Arjuna was very observant and focused. There is a very famous incident which proves Arjuna’s was very attentive and dedicated. Once Guru Dronacharya asked all the Kauravas and the Pandavas to shoot the eye of a bird that was perched on the tree with a bow and arrow. He called each of them one by one and asked they could see. All of them answered with things like tree, bird, leaves and Guru Drona himself. When Arjuna’s turn came, he answered that he could only see the bird’s eye. Thus he was able to hit the target successfully because his focus was only on the bird’s eye. There is no doubt that Arjuna became an extremely good archer.

Hindu Epic Mahabharata. Wikimedia

Persistent and Hardworking

Arjuna was extremely hard working and spent a lot of effort and time in mastering his skills. Once all the Pandavas and the Kauravas complained that Guru Dronacharya favored Arjuna too much. Dronacharya decided to test them to in order to see how they can perform compared to Arjuna. He sent Arjuna on an errand. Immediately after sending Arjuna, he taught everybody about aiming at a leaf and hitting it successfully. The lesson was completed and everybody left the site before Arjuna returned. On returning he saw a lot split leaves on the ground and understood that he had missed an important lesson. In order to make up for the lesson, he started practicing on leaves in his free time and thus covered up his missed lesson quickly. After coming to know the hard work that Arjuna put in, in order to cover the missed lesson, all the princes understood why he was Guru’s favorite.

Chose God over materialistic riches and power

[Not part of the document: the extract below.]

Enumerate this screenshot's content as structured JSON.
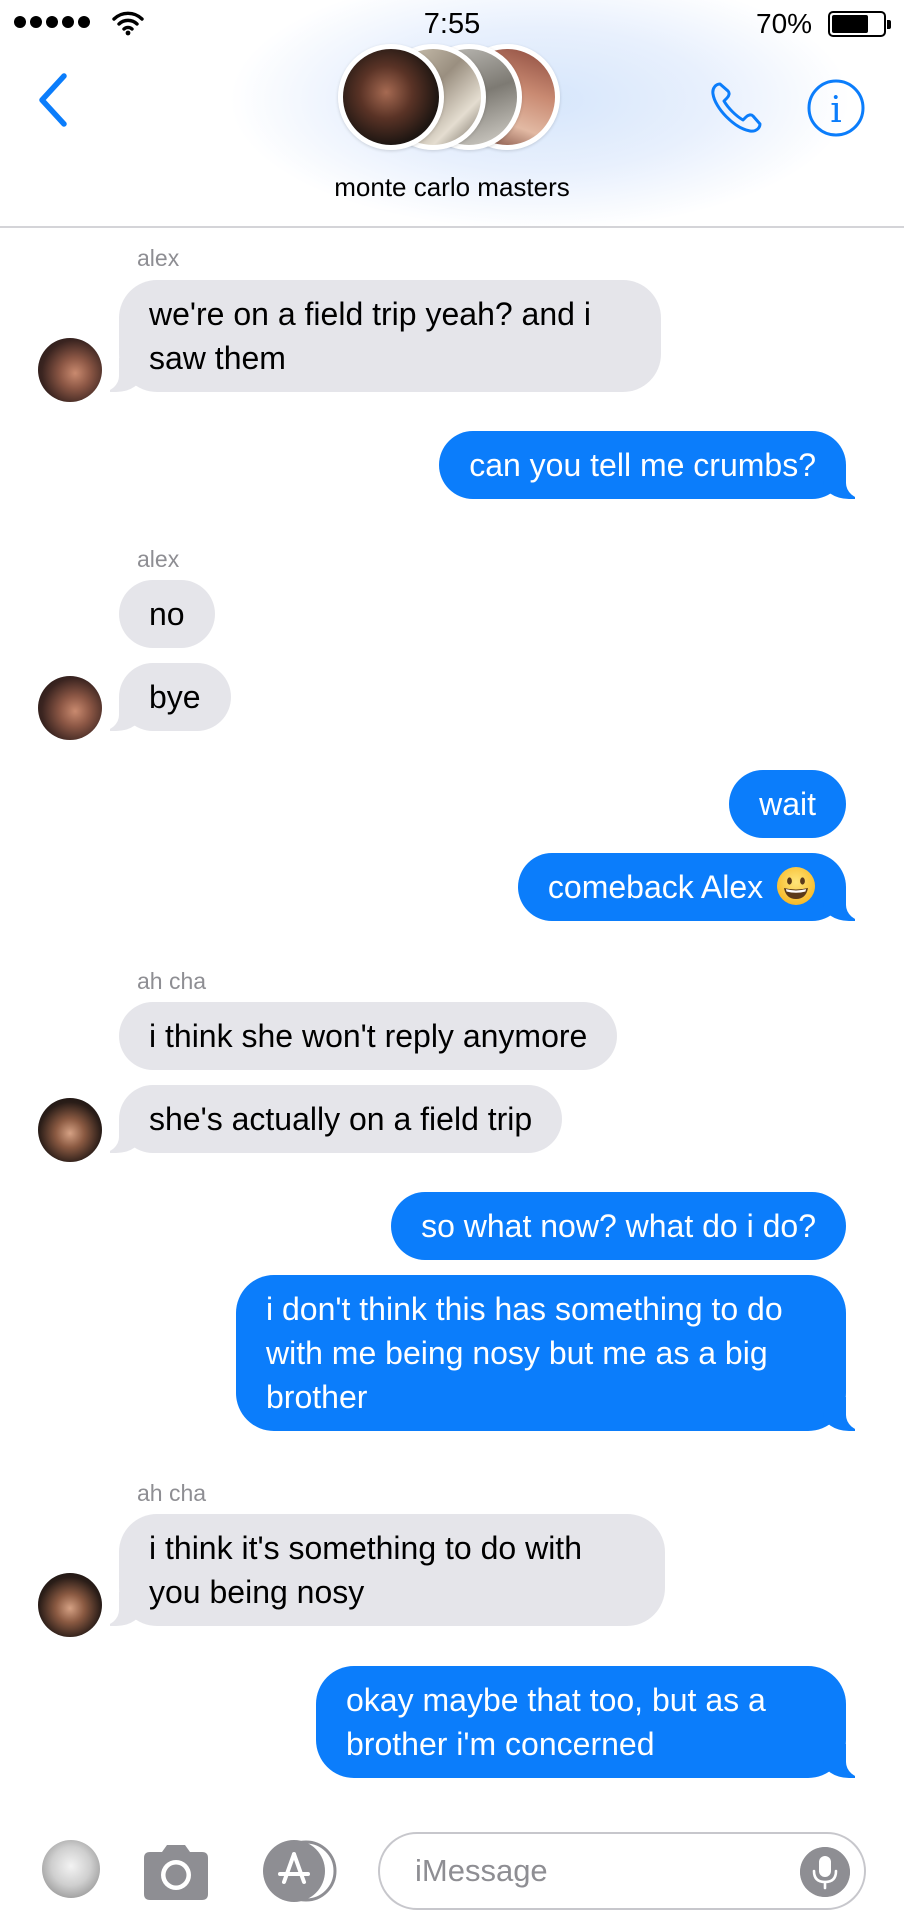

Before the great war, both Arjuna and Duryodhana approached Krishna to get him to fight for their respective sides. But Krishna told them that he would personally not pick up any weapon and fights and gave both them a choice between him and his mighty army. Duryodhana chose Krishna’s might army while Arjuna just chose Krishna as his charioteer and allowed God to lead him and did not care about the mighty army. Life is full of choices. We often act as Duryodhana and choose the path of power and wealth, compromising on our honesty and justice. But we should always be like Arjuna choosing the path of truth and ‘dharma’ over worldly temptations. This is the reason why Arjuna won the battle even after having a smaller army